The chicks started fledging this month with the first chick leaving on the 14th May. There are still quite a lot of chicks in the colonies, around a third, so I will be continuing my daily checks until the last one goes which could be as late as the 17th June. The mortality rate seems to be higher than the Black-browed Albatross chicks, and recently I have been finding dead chicks which when weighed only a few days previously seemed healthy. A possible explanation is that Giant Petrels and/or Skuas are killing chicks, as there is very little food around for them. To try to prove our theory Jerry has been setting up time lapse cameras in the colonies to attempt to capture the fatal peck. So far we haven’t seen anything definitive, but we have had a fair bit of snow which makes it difficult to get good images.

Light-mantled Sooty Albatross

On the 10th May we did the Light-mantled Sooty Albatross chick survival survey. It was dire news though, not one chick was found still alive out of an initial 75 nests.

Wandering Albatross
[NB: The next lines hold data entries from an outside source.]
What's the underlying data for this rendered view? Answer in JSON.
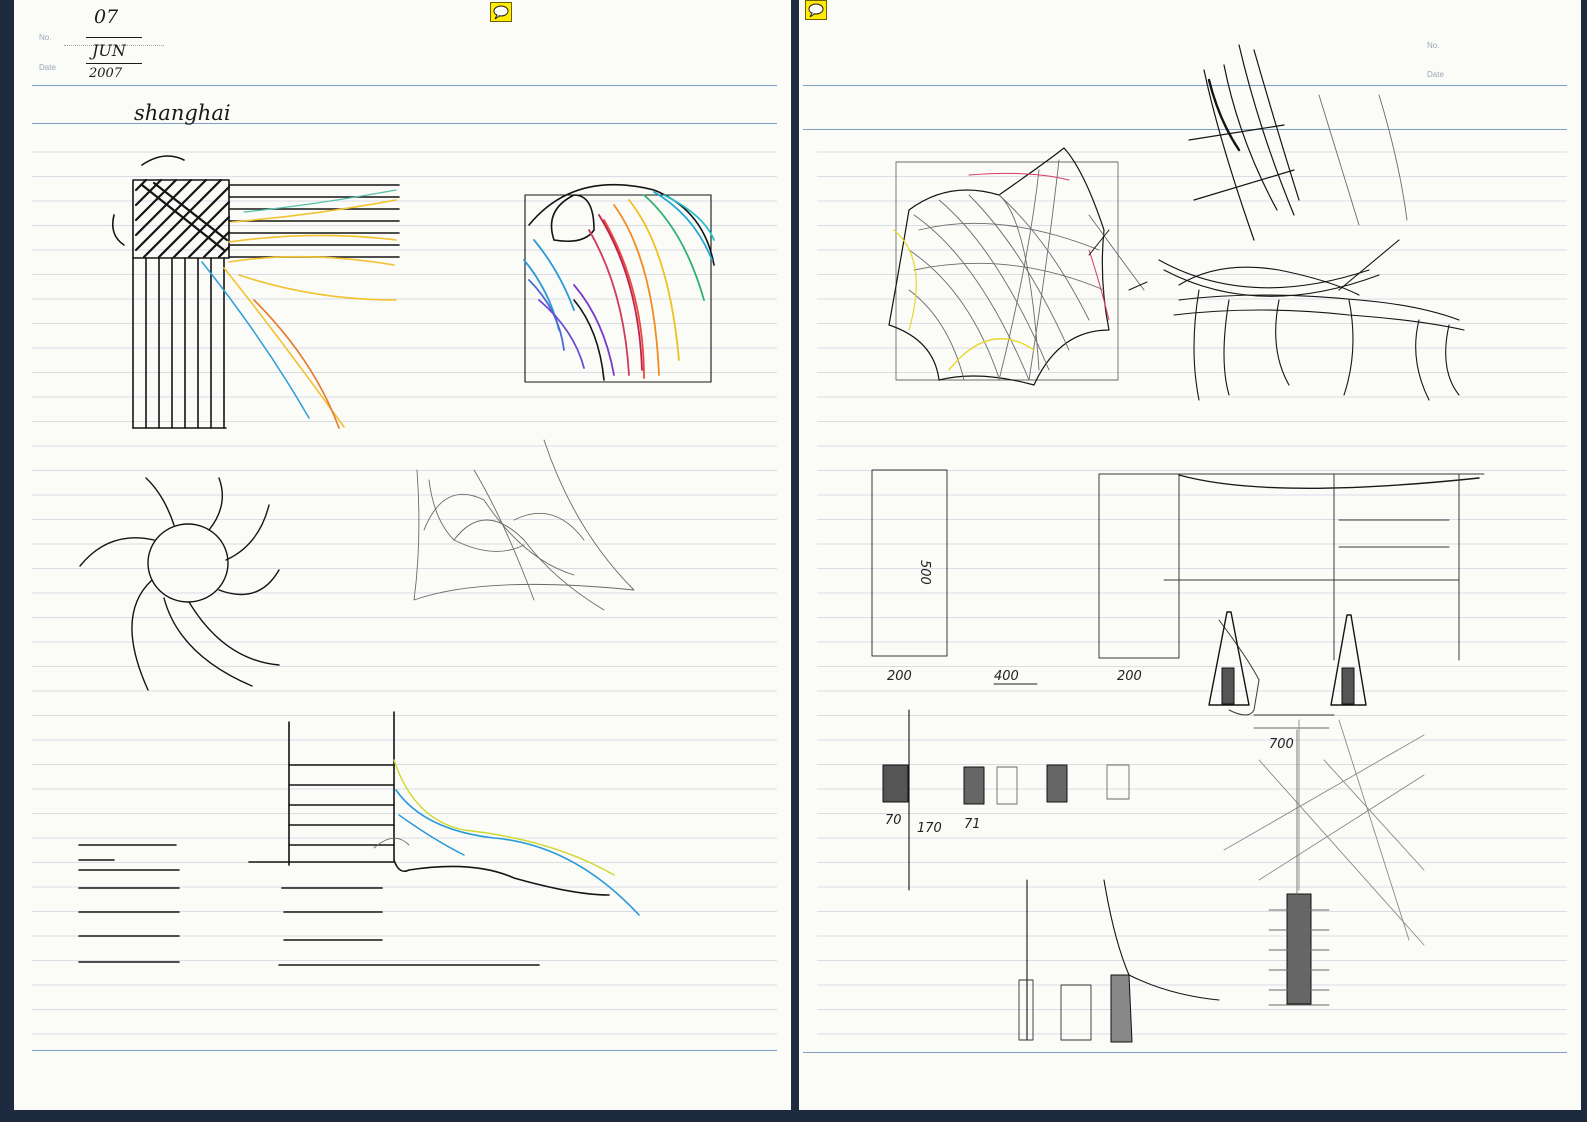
{
  "notebook": {
    "left_page": {
      "header": {
        "no_label": "No.",
        "date_label": "Date",
        "date_day": "07",
        "date_month": "JUN",
        "date_year": "2007"
      },
      "title": "shanghai"
    },
    "right_page": {
      "header": {
        "no_label": "No.",
        "date_label": "Date"
      },
      "dimensions": {
        "dim_a": "200",
        "dim_b": "400",
        "dim_c": "200",
        "dim_vertical": "500",
        "dim_span": "700",
        "dim_70": "70",
        "dim_170": "170",
        "dim_71": "71"
      }
    }
  },
  "annotations": {
    "left_icon": "comment-note-icon",
    "right_icon": "comment-note-icon",
    "color": "#ffec00"
  }
}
The Wanderer chicks are quickly growing up and each week when I visit Wanderer Ridge they seem visibly bigger. They still have a few months to go before they will be large enough to ring.

Giant Petrels

All of the Southern Giant Petrel chicks have now fledged with the last one departing towards the end of the month. Jerry had put geolocators on some of them which will hopefully be retrieved in around 4 years, so we can see where they have been spending time.

Tech’s month

This month Craig our technician has been busy doing a 10 000 hour service on one of our two generators. He also spent time giving instruction to some of the scientists on how to change various parts on the generator.

One of our boilers went down in the middle of the month, so Craig spent a couple of days working out the problems and getting it fixed. I’m pleased to say we still have hot water and heating!

Social side of Bird Island

On the 4th May (May the fourth be with you) we celebrated international Star Wars Day. We all dressed up as characters from the films, had a nice meal, played cludeo, and watched the fan made version on Star Wars episode 4.

Every Saturday evening we have been doing a “Come Dine with me” night (like the television series). Each week one of us has to cook a three course meal for the others and provide entertainment. The event is filmed and we all give a score for the evening. Eventually we hope to edit the footage to make a short film and find out who the winner is.

Stephanie Winnard

Zoological Field Assistant